Strong earnings alone are no safeguard against losses in a downturn.  I was discussing this with someone a few months back within the context of banks and he said "There were many banks with 15% ROE's until the day they failed in 2008."  In the investment world returns aren't strongly linked to one specific factor.  Great earnings and a high ROE can sometimes mean a stock appreciates, but not always.  A bad balance sheet will always have the potential for failure.  A company with sizable reserves can weather a severe drop in revenue for a prolonged period of time.  A highly levered company operating in the same environment will either fail, or will be hunting for credit at loan shark rates.

A company's balance sheet is what determines whether they survive or fail in a market downturn.  Earnings come and go, but the strength of the company resides in their balance sheet.  A company with a strong balance sheet can take advantage of a downturn by purchasing distressed competitors and bargain prices.  They can use their strength to attract customers who are scared of losing a valuable service.

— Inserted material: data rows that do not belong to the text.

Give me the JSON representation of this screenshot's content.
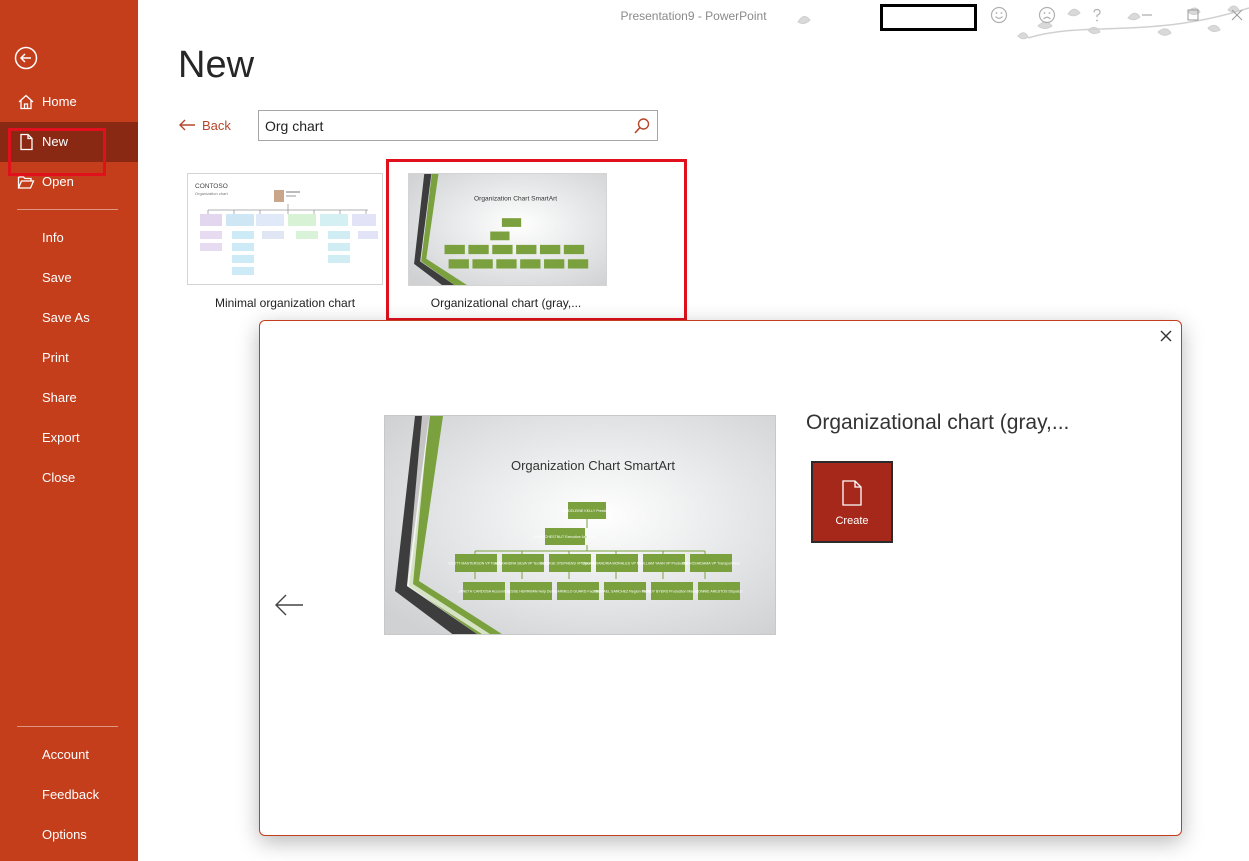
{
  "window": {
    "title": "Presentation9  -  PowerPoint"
  },
  "sidebar": {
    "items": [
      {
        "label": "Home",
        "icon": "home-icon"
      },
      {
        "label": "New",
        "icon": "new-document-icon"
      },
      {
        "label": "Open",
        "icon": "folder-open-icon"
      },
      {
        "label": "Info"
      },
      {
        "label": "Save"
      },
      {
        "label": "Save As"
      },
      {
        "label": "Print"
      },
      {
        "label": "Share"
      },
      {
        "label": "Export"
      },
      {
        "label": "Close"
      },
      {
        "label": "Account"
      },
      {
        "label": "Feedback"
      },
      {
        "label": "Options"
      }
    ],
    "selected": "New"
  },
  "main": {
    "title": "New",
    "back_label": "Back",
    "search": {
      "value": "Org chart"
    },
    "templates": [
      {
        "name": "Minimal organization chart",
        "thumb_company": "CONTOSO",
        "thumb_subtitle": "Organization chart"
      },
      {
        "name": "Organizational chart (gray,...",
        "thumb_title": "Organization Chart SmartArt"
      }
    ]
  },
  "dialog": {
    "title": "Organizational chart (gray,...",
    "preview_title": "Organization Chart SmartArt",
    "create_label": "Create",
    "org_boxes": {
      "top": "MADELEINE KELLY President",
      "second": "RYAN CHESTNUT Executive Assistant",
      "vps": [
        "SCOTT MASTERSON VP Finance",
        "ALEXANDRA SILVA VP Technology",
        "GEORGE STEPHENS VP Operations",
        "SVA ALEXANDRIA MORALES VP Marketing",
        "WILLIAM YAHN VP Production",
        "KIM YOSHIDAMA VP Transportation"
      ],
      "managers": [
        "JANETH CARDOSA Accounting",
        "JESSE HERRMAN Help Desk",
        "CARMELO GUARD Facilities",
        "MICHAEL SANCHEZ Region Manager",
        "RANDY BYERS Production Manager",
        "CONNIE ARESTOS Dispatch"
      ]
    }
  },
  "colors": {
    "sidebar": "#c43e1c",
    "sidebar_selected": "#8a2913",
    "highlight": "#e0111c",
    "create_button": "#a5281a",
    "org_green": "#7aa13e"
  }
}
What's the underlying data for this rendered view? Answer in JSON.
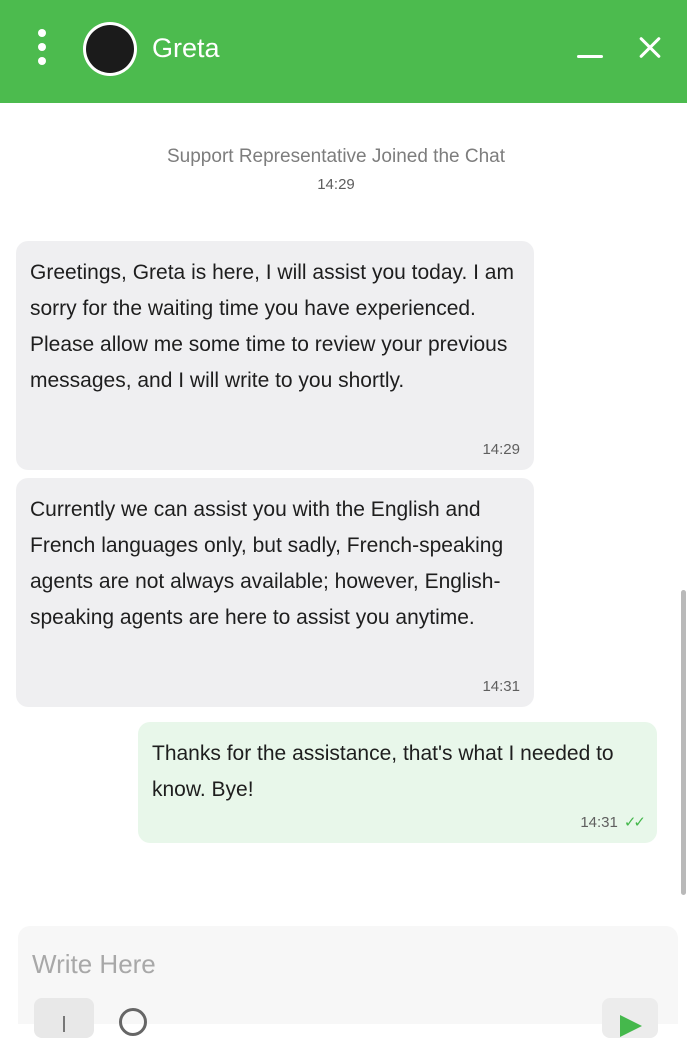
{
  "header": {
    "agent_name": "Greta",
    "background_color": "#4cbb4e",
    "icons": [
      "menu-dots-icon",
      "minimize-icon",
      "close-icon"
    ]
  },
  "system_message": {
    "text": "Support Representative Joined the Chat",
    "time": "14:29"
  },
  "messages": [
    {
      "sender": "agent",
      "text": "Greetings, Greta is here, I will assist you today. I am sorry for the waiting time you have experienced. Please allow me some time to review your previous messages, and I will write to you shortly.",
      "time": "14:29"
    },
    {
      "sender": "agent",
      "text": "Currently we can assist you with the English and French languages only, but sadly, French-speaking agents are not always available; however, English-speaking agents are here to assist you anytime.",
      "time": "14:31"
    },
    {
      "sender": "user",
      "text": "Thanks for the assistance, that's what I needed to know. Bye!",
      "time": "14:31",
      "read_ticks": "✓✓"
    }
  ],
  "composer": {
    "placeholder": "Write Here",
    "icons": [
      "attach-icon",
      "emoji-icon",
      "send-icon"
    ]
  },
  "colors": {
    "accent": "#4cbb4e",
    "agent_bubble": "#efeff1",
    "user_bubble": "#e8f7ea",
    "read_tick": "#45b84c"
  }
}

When the market is racing higher not many investors are thinking about balance sheets.  But downturns happen quickly.  What was a roaring market one day is a correction the next.  By the time the market is starting to correct it's too late to be thinking about safety.  An investor needs to keep the safety and strength of a company in the back of their mind during the entire bull market run. One never knows when the wind will change and a portfolio's result will be determined by the strength of each holding's balance sheet rather than their earning power.